We sometimes have great difficulty recruiting good [female] graduate students. It’s hard to attract them; some of the best women I teach have gone to law school, because in law, they feel, if you’re good, the path is more open. In philosophy, they still feel that there’s this pressure to be that quick talker. In a workshop, you have to ask the first question and it has to be a devastating one.
I sometimes hear our female students say, “I can’t really be a philosopher because that’s not what I feel like doing.” I say to them, “There are many different ways of doing philosophy, but it’s primarily writing.” You think your own thoughts and then you write. It doesn’t matter how aggressive you are.
Have you been able to get back to the animal rights project?
Yes, I’m working on it now. It’s to be called Justice for Animals, and it will come out next year.
As I mentioned, my daughter, Rachel Nussbaum Wichert, died in December of 2019, after contracting a drug-resistant infection following otherwise successful transplant surgery. She was an animal rights lawyer. We sometimes wrote papers together—the last was on whether or not there could be friendships between human beings and other animals.
I believe her life had great meaning. I’m determined that it’s going to mean even more by my writing this animal rights book in which I can circulate her ideas to a wider audience. That’s a way of not feeling totally powerless. Some people try to gain control of a situation like this by suing the doctor. I’ve been writing a book.
I wrote quite a bit of Citadels of Pride in the hospital because Rachel was there for a long time. I would visit, and she was always ready to talk. I’d sit there with my laptop and write stuff down. Later, the work helped me deal with her death.
She was a person of enormous gentleness. She really believed in helping the most vulnerable, which, for her, were animals. And there I was writing about these bad people—as she was dying, I wrote the chapter on Kozinski. At the same time, I felt there was a point to bringing this issue to the public’s attention, that I was doing something to change things and move us toward a culture of greater gentleness and decency.
In your books, you often stress the need for optimism in life. How do you maintain yours?
I’m an optimist anyway, by nature, or from the fact that I was a happy child, loved by my parents and so on. But I do also think it’s a choice. The difference between hope and fear is almost a decision. You can have hope when prospects are dire, and you can have fear when prospects are very good. I’m with Kant in thinking that you have the duty to cultivate the decision.

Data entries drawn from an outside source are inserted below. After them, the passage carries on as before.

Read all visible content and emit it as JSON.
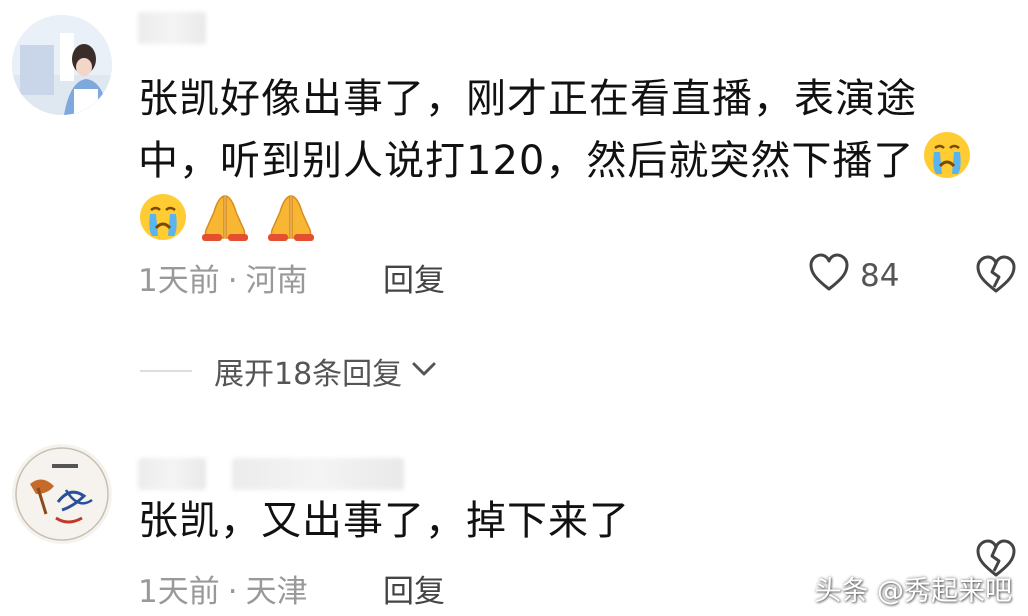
{
  "comments": [
    {
      "lines": [
        "张凯好像出事了，刚才正在看直播，表演途",
        "中，听到别人说打120，然后就突然下播了"
      ],
      "time": "1天前",
      "separator": "·",
      "location": "河南",
      "reply_label": "回复",
      "like_count": "84",
      "emojis": [
        "crying-face-emoji",
        "crying-face-emoji",
        "folded-hands-emoji",
        "folded-hands-emoji"
      ]
    },
    {
      "lines": [
        "张凯，又出事了，掉下来了"
      ],
      "time": "1天前",
      "separator": "·",
      "location": "天津",
      "reply_label": "回复"
    }
  ],
  "expand_replies": {
    "label": "展开18条回复",
    "icon": "chevron-down-icon"
  },
  "watermark": "头条 @秀起来吧",
  "colors": {
    "text": "#111111",
    "meta": "#999999",
    "background": "#ffffff"
  }
}
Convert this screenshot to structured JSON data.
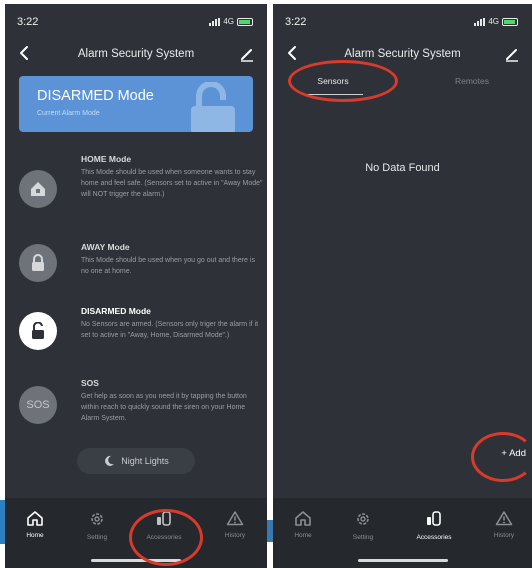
{
  "status": {
    "time": "3:22",
    "network": "4G"
  },
  "left_screen": {
    "title": "Alarm Security System",
    "banner": {
      "title": "DISARMED Mode",
      "subtitle": "Current Alarm Mode"
    },
    "modes": [
      {
        "name": "HOME Mode",
        "description": "This Mode should be used when someone wants to stay home and feel safe. (Sensors set to active in \"Away Mode\" will NOT trigger the alarm.)",
        "icon": "home-lock-icon"
      },
      {
        "name": "AWAY Mode",
        "description": "This Mode should be used when you go out and there is no one at home.",
        "icon": "lock-icon"
      },
      {
        "name": "DISARMED Mode",
        "description": "No Sensors are armed. (Sensors only triger the alarm if it set to active in \"Away, Home, Disarmed Mode\".)",
        "icon": "unlock-icon"
      },
      {
        "name": "SOS",
        "description": "Get help as soon as you need it by tapping the button within reach to quickly sound the siren on your Home Alarm System.",
        "icon_text": "SOS"
      }
    ],
    "night_lights_label": "Night Lights",
    "tabs": [
      {
        "label": "Home",
        "icon": "home-icon"
      },
      {
        "label": "Setting",
        "icon": "gear-icon"
      },
      {
        "label": "Accessories",
        "icon": "sensor-icon"
      },
      {
        "label": "History",
        "icon": "warning-triangle-icon"
      }
    ],
    "active_tab": "Home"
  },
  "right_screen": {
    "title": "Alarm Security System",
    "segments": [
      "Sensors",
      "Remotes"
    ],
    "active_segment": "Sensors",
    "empty_message": "No Data Found",
    "add_label": "+ Add",
    "tabs": [
      {
        "label": "Home",
        "icon": "home-icon"
      },
      {
        "label": "Setting",
        "icon": "gear-icon"
      },
      {
        "label": "Accessories",
        "icon": "sensor-icon"
      },
      {
        "label": "History",
        "icon": "warning-triangle-icon"
      }
    ],
    "active_tab": "Accessories"
  },
  "colors": {
    "background": "#2e3238",
    "banner": "#5b93d6",
    "annotation": "#d83a2c",
    "tabbar": "#25282d"
  }
}
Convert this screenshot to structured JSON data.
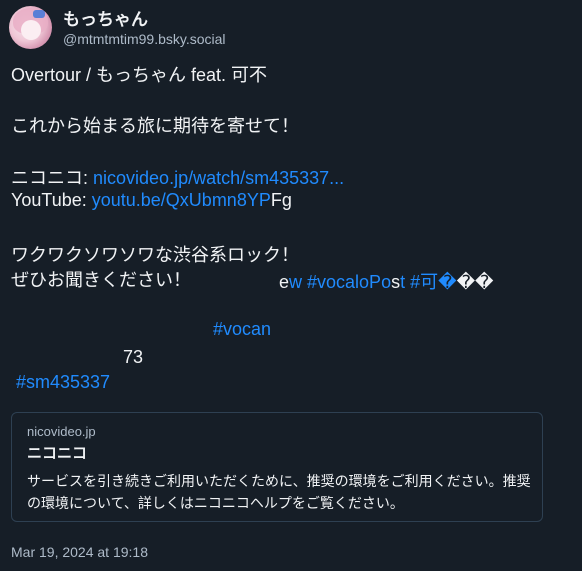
{
  "author": {
    "display_name": "もっちゃん",
    "handle": "@mtmtmtim99.bsky.social"
  },
  "post": {
    "title_line": "Overtour / もっちゃん feat. 可不",
    "line_intro": "これから始まる旅に期待を寄せて！",
    "nico_label": "ニコニコ: ",
    "nico_link": "nicovideo.jp/watch/sm435337...",
    "youtube_label": "YouTube: ",
    "youtube_link": "youtu.be/QxUbmn8YP",
    "youtube_suffix": "Fg",
    "line_rock": "ワクワクソワソワな渋谷系ロック！",
    "line_listen": "ぜひお聞きください！",
    "garbled_e": "e",
    "garbled_w": "w ",
    "tag_vocalopost_a": "#vocaloPo",
    "garbled_s": "s",
    "tag_vocalopost_b": "t",
    "tag_kafu": " #可�",
    "garbled_tail": "��",
    "tag_vocan": "#vocan",
    "number_73": "73",
    "tag_sm": "#sm435337"
  },
  "link_card": {
    "domain": "nicovideo.jp",
    "title": "ニコニコ",
    "description": "サービスを引き続きご利用いただくために、推奨の環境をご利用ください。推奨の環境について、詳しくはニコニコヘルプをご覧ください。"
  },
  "timestamp": "Mar 19, 2024 at 19:18",
  "colors": {
    "background": "#161e27",
    "text": "#f1f3f5",
    "muted": "#aebbc9",
    "link": "#208bfe",
    "card_border": "#2e4052"
  }
}
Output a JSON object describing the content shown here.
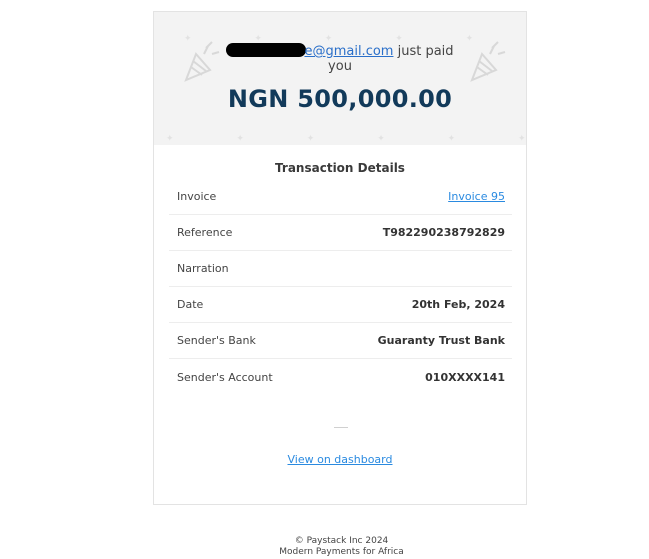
{
  "receipt": {
    "payer_email_visible": "e@gmail.com",
    "paid_text": "just paid",
    "you_text": "you",
    "amount": "NGN 500,000.00"
  },
  "details": {
    "title": "Transaction Details",
    "rows": [
      {
        "label": "Invoice",
        "value": "Invoice 95"
      },
      {
        "label": "Reference",
        "value": "T982290238792829"
      },
      {
        "label": "Narration",
        "value": ""
      },
      {
        "label": "Date",
        "value": "20th Feb, 2024"
      },
      {
        "label": "Sender's Bank",
        "value": "Guaranty Trust Bank"
      },
      {
        "label": "Sender's Account",
        "value": "010XXXX141"
      }
    ]
  },
  "actions": {
    "dashboard_link": "View on dashboard"
  },
  "footer": {
    "copyright": "© Paystack Inc 2024",
    "tagline": "Modern Payments for Africa"
  },
  "colors": {
    "amount": "#123a5a",
    "link": "#2a8ae0",
    "hero_bg": "#f3f3f3"
  }
}
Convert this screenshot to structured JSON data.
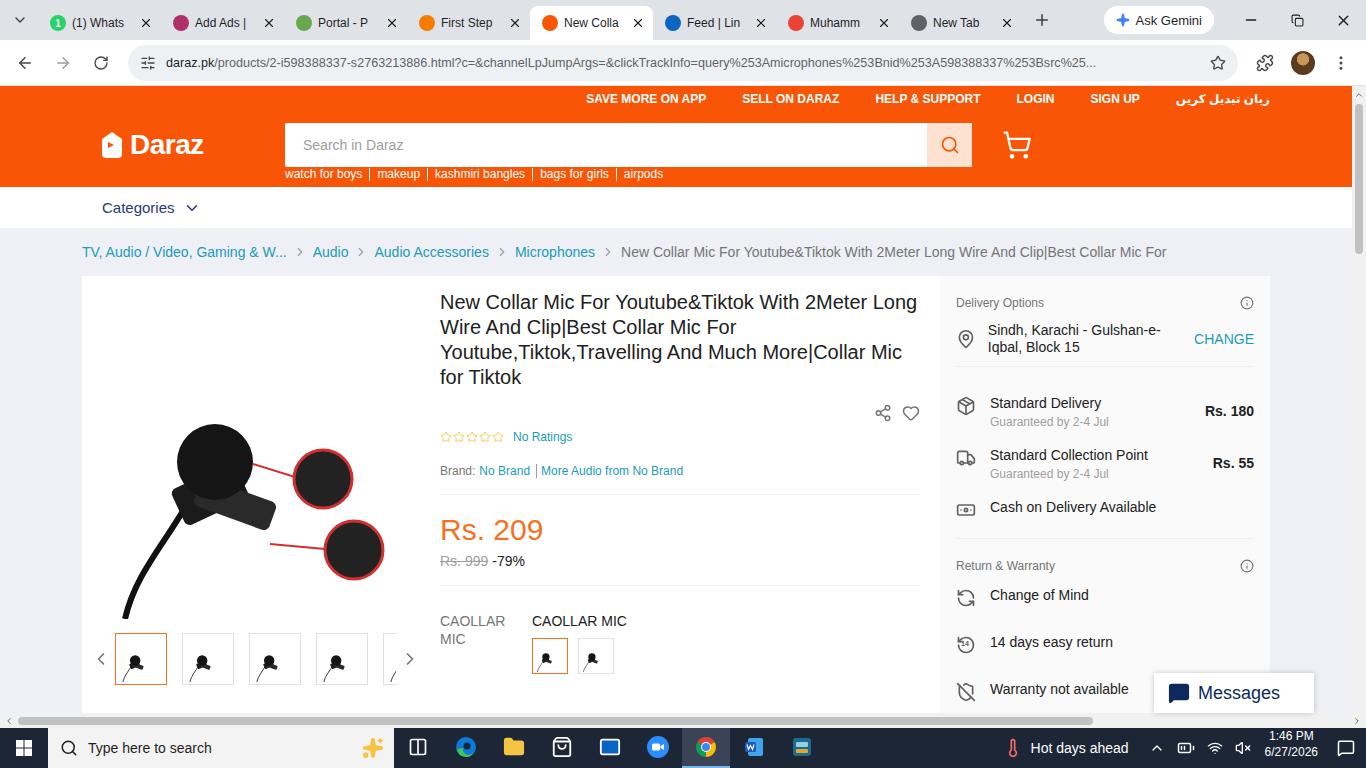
{
  "browser": {
    "tabs": [
      {
        "label": "(1) Whats",
        "selected": false,
        "color": "#25d366",
        "badge": "1"
      },
      {
        "label": "Add Ads |",
        "selected": false,
        "color": "#b0306a"
      },
      {
        "label": "Portal - P",
        "selected": false,
        "color": "#6aa84f"
      },
      {
        "label": "First Step",
        "selected": false,
        "color": "#f57c00"
      },
      {
        "label": "New Colla",
        "selected": true,
        "color": "#f85606"
      },
      {
        "label": "Feed | Lin",
        "selected": false,
        "color": "#0a66c2"
      },
      {
        "label": "Muhamm",
        "selected": false,
        "color": "#ea4335"
      },
      {
        "label": "New Tab",
        "selected": false,
        "color": "#5f6368"
      }
    ],
    "gemini": "Ask Gemini",
    "url_host": "daraz.pk",
    "url_path": "/products/2-i598388337-s2763213886.html?c=&channelLpJumpArgs=&clickTrackInfo=query%253Amicrophones%253Bnid%253A598388337%253Bsrc%25..."
  },
  "header": {
    "logo": "Daraz",
    "top_links": [
      "SAVE MORE ON APP",
      "SELL ON DARAZ",
      "HELP & SUPPORT",
      "LOGIN",
      "SIGN UP",
      "زبان تبدیل کریں"
    ],
    "search": {
      "placeholder": "Search in Daraz"
    },
    "suggestions": [
      "watch for boys",
      "makeup",
      "kashmiri bangles",
      "bags for girls",
      "airpods"
    ]
  },
  "categories": "Categories",
  "breadcrumb": [
    {
      "label": "TV, Audio / Video, Gaming & W...",
      "current": false
    },
    {
      "label": "Audio",
      "current": false
    },
    {
      "label": "Audio Accessories",
      "current": false
    },
    {
      "label": "Microphones",
      "current": false
    },
    {
      "label": "New Collar Mic For Youtube&Tiktok With 2Meter Long Wire And Clip|Best Collar Mic For",
      "current": true
    }
  ],
  "product": {
    "title": "New Collar Mic For Youtube&Tiktok With 2Meter Long Wire And Clip|Best Collar Mic For Youtube,Tiktok,Travelling And Much More|Collar Mic for Tiktok",
    "rating": {
      "stars": 0,
      "text": "No Ratings"
    },
    "brand_label": "Brand:",
    "brand": "No Brand",
    "more_from": "More Audio from No Brand",
    "price": "Rs. 209",
    "original_price": "Rs. 999",
    "discount": "-79%",
    "variation": {
      "label": "CAOLLAR MIC",
      "value": "CAOLLAR MIC",
      "options": [
        {
          "selected": true
        },
        {
          "selected": false
        }
      ]
    },
    "gallery": [
      {
        "selected": true
      },
      {
        "selected": false
      },
      {
        "selected": false
      },
      {
        "selected": false
      },
      {
        "selected": false
      }
    ]
  },
  "delivery": {
    "title": "Delivery Options",
    "location": "Sindh, Karachi - Gulshan-e-Iqbal, Block 15",
    "change": "CHANGE",
    "options": [
      {
        "kind": "delivery",
        "name": "Standard Delivery",
        "note": "Guaranteed by 2-4 Jul",
        "price": "Rs. 180"
      },
      {
        "kind": "collection",
        "name": "Standard Collection Point",
        "note": "Guaranteed by 2-4 Jul",
        "price": "Rs. 55"
      },
      {
        "kind": "cod",
        "name": "Cash on Delivery Available"
      }
    ]
  },
  "warranty": {
    "title": "Return & Warranty",
    "items": [
      {
        "kind": "change",
        "label": "Change of Mind"
      },
      {
        "kind": "return",
        "label": "14 days easy return",
        "badge": "14"
      },
      {
        "kind": "warranty",
        "label": "Warranty not available"
      }
    ]
  },
  "messages": "Messages",
  "taskbar": {
    "search": "Type here to search",
    "apps": [
      {
        "kind": "taskview",
        "selected": false
      },
      {
        "kind": "edge",
        "selected": false
      },
      {
        "kind": "explorer",
        "selected": false
      },
      {
        "kind": "store",
        "selected": false
      },
      {
        "kind": "outlook",
        "selected": false
      },
      {
        "kind": "zoom",
        "selected": false
      },
      {
        "kind": "chrome",
        "selected": true
      },
      {
        "kind": "word",
        "selected": false
      },
      {
        "kind": "calendar",
        "selected": false
      }
    ],
    "weather": "Hot days ahead",
    "time": "1:46 PM",
    "date": "6/27/2026"
  }
}
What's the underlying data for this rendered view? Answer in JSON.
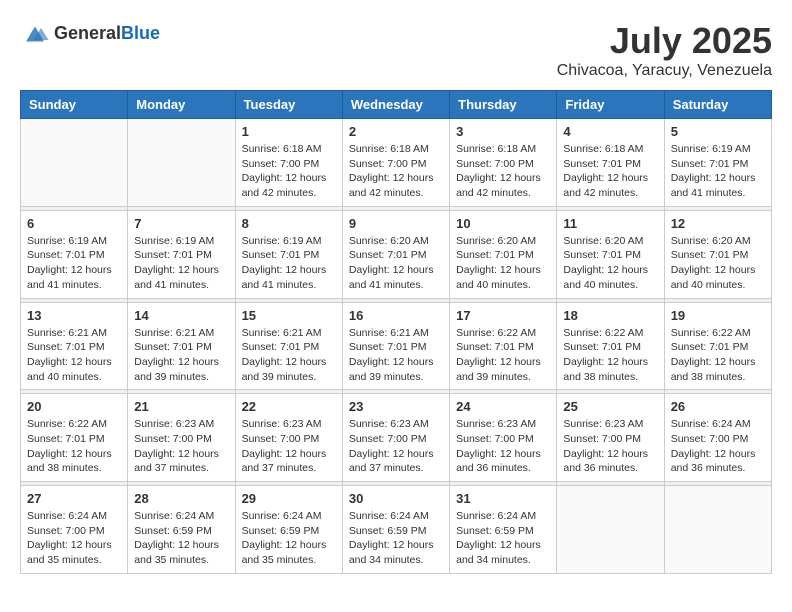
{
  "logo": {
    "general": "General",
    "blue": "Blue"
  },
  "title": "July 2025",
  "subtitle": "Chivacoa, Yaracuy, Venezuela",
  "days_of_week": [
    "Sunday",
    "Monday",
    "Tuesday",
    "Wednesday",
    "Thursday",
    "Friday",
    "Saturday"
  ],
  "weeks": [
    [
      {
        "day": "",
        "info": ""
      },
      {
        "day": "",
        "info": ""
      },
      {
        "day": "1",
        "info": "Sunrise: 6:18 AM\nSunset: 7:00 PM\nDaylight: 12 hours and 42 minutes."
      },
      {
        "day": "2",
        "info": "Sunrise: 6:18 AM\nSunset: 7:00 PM\nDaylight: 12 hours and 42 minutes."
      },
      {
        "day": "3",
        "info": "Sunrise: 6:18 AM\nSunset: 7:00 PM\nDaylight: 12 hours and 42 minutes."
      },
      {
        "day": "4",
        "info": "Sunrise: 6:18 AM\nSunset: 7:01 PM\nDaylight: 12 hours and 42 minutes."
      },
      {
        "day": "5",
        "info": "Sunrise: 6:19 AM\nSunset: 7:01 PM\nDaylight: 12 hours and 41 minutes."
      }
    ],
    [
      {
        "day": "6",
        "info": "Sunrise: 6:19 AM\nSunset: 7:01 PM\nDaylight: 12 hours and 41 minutes."
      },
      {
        "day": "7",
        "info": "Sunrise: 6:19 AM\nSunset: 7:01 PM\nDaylight: 12 hours and 41 minutes."
      },
      {
        "day": "8",
        "info": "Sunrise: 6:19 AM\nSunset: 7:01 PM\nDaylight: 12 hours and 41 minutes."
      },
      {
        "day": "9",
        "info": "Sunrise: 6:20 AM\nSunset: 7:01 PM\nDaylight: 12 hours and 41 minutes."
      },
      {
        "day": "10",
        "info": "Sunrise: 6:20 AM\nSunset: 7:01 PM\nDaylight: 12 hours and 40 minutes."
      },
      {
        "day": "11",
        "info": "Sunrise: 6:20 AM\nSunset: 7:01 PM\nDaylight: 12 hours and 40 minutes."
      },
      {
        "day": "12",
        "info": "Sunrise: 6:20 AM\nSunset: 7:01 PM\nDaylight: 12 hours and 40 minutes."
      }
    ],
    [
      {
        "day": "13",
        "info": "Sunrise: 6:21 AM\nSunset: 7:01 PM\nDaylight: 12 hours and 40 minutes."
      },
      {
        "day": "14",
        "info": "Sunrise: 6:21 AM\nSunset: 7:01 PM\nDaylight: 12 hours and 39 minutes."
      },
      {
        "day": "15",
        "info": "Sunrise: 6:21 AM\nSunset: 7:01 PM\nDaylight: 12 hours and 39 minutes."
      },
      {
        "day": "16",
        "info": "Sunrise: 6:21 AM\nSunset: 7:01 PM\nDaylight: 12 hours and 39 minutes."
      },
      {
        "day": "17",
        "info": "Sunrise: 6:22 AM\nSunset: 7:01 PM\nDaylight: 12 hours and 39 minutes."
      },
      {
        "day": "18",
        "info": "Sunrise: 6:22 AM\nSunset: 7:01 PM\nDaylight: 12 hours and 38 minutes."
      },
      {
        "day": "19",
        "info": "Sunrise: 6:22 AM\nSunset: 7:01 PM\nDaylight: 12 hours and 38 minutes."
      }
    ],
    [
      {
        "day": "20",
        "info": "Sunrise: 6:22 AM\nSunset: 7:01 PM\nDaylight: 12 hours and 38 minutes."
      },
      {
        "day": "21",
        "info": "Sunrise: 6:23 AM\nSunset: 7:00 PM\nDaylight: 12 hours and 37 minutes."
      },
      {
        "day": "22",
        "info": "Sunrise: 6:23 AM\nSunset: 7:00 PM\nDaylight: 12 hours and 37 minutes."
      },
      {
        "day": "23",
        "info": "Sunrise: 6:23 AM\nSunset: 7:00 PM\nDaylight: 12 hours and 37 minutes."
      },
      {
        "day": "24",
        "info": "Sunrise: 6:23 AM\nSunset: 7:00 PM\nDaylight: 12 hours and 36 minutes."
      },
      {
        "day": "25",
        "info": "Sunrise: 6:23 AM\nSunset: 7:00 PM\nDaylight: 12 hours and 36 minutes."
      },
      {
        "day": "26",
        "info": "Sunrise: 6:24 AM\nSunset: 7:00 PM\nDaylight: 12 hours and 36 minutes."
      }
    ],
    [
      {
        "day": "27",
        "info": "Sunrise: 6:24 AM\nSunset: 7:00 PM\nDaylight: 12 hours and 35 minutes."
      },
      {
        "day": "28",
        "info": "Sunrise: 6:24 AM\nSunset: 6:59 PM\nDaylight: 12 hours and 35 minutes."
      },
      {
        "day": "29",
        "info": "Sunrise: 6:24 AM\nSunset: 6:59 PM\nDaylight: 12 hours and 35 minutes."
      },
      {
        "day": "30",
        "info": "Sunrise: 6:24 AM\nSunset: 6:59 PM\nDaylight: 12 hours and 34 minutes."
      },
      {
        "day": "31",
        "info": "Sunrise: 6:24 AM\nSunset: 6:59 PM\nDaylight: 12 hours and 34 minutes."
      },
      {
        "day": "",
        "info": ""
      },
      {
        "day": "",
        "info": ""
      }
    ]
  ]
}
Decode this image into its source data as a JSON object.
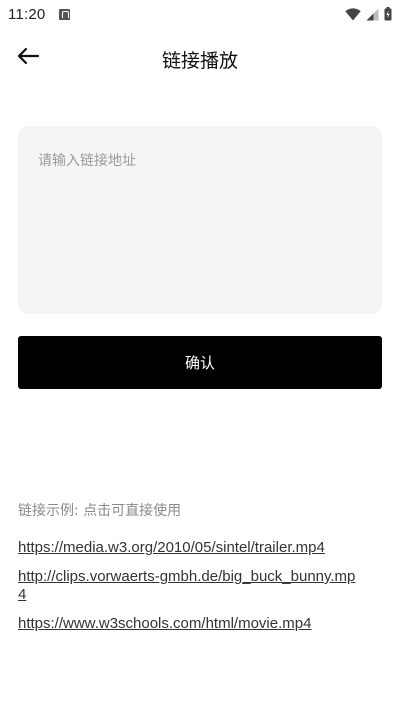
{
  "status_bar": {
    "time": "11:20",
    "icons": [
      "app-notification-icon",
      "wifi-icon",
      "cellular-signal-icon",
      "battery-icon"
    ]
  },
  "header": {
    "back_icon": "arrow-left-icon",
    "title": "链接播放"
  },
  "input": {
    "placeholder": "请输入链接地址",
    "value": ""
  },
  "confirm": {
    "label": "确认"
  },
  "examples": {
    "heading": "链接示例: 点击可直接使用",
    "links": [
      "https://media.w3.org/2010/05/sintel/trailer.mp4",
      "http://clips.vorwaerts-gmbh.de/big_buck_bunny.mp4",
      "https://www.w3schools.com/html/movie.mp4"
    ]
  },
  "colors": {
    "background": "#ffffff",
    "input_background": "#f5f5f5",
    "button_background": "#000000",
    "button_text": "#ffffff",
    "muted_text": "#8a8a8a"
  }
}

Also being a feminist, you cannot help but be an optimist. In almost every country, women now outnumber men in higher education. Women are making headway everywhere in the world. When you think where we were a hundred years ago, or even fifty years ago, and where we are now. I mean: amazing.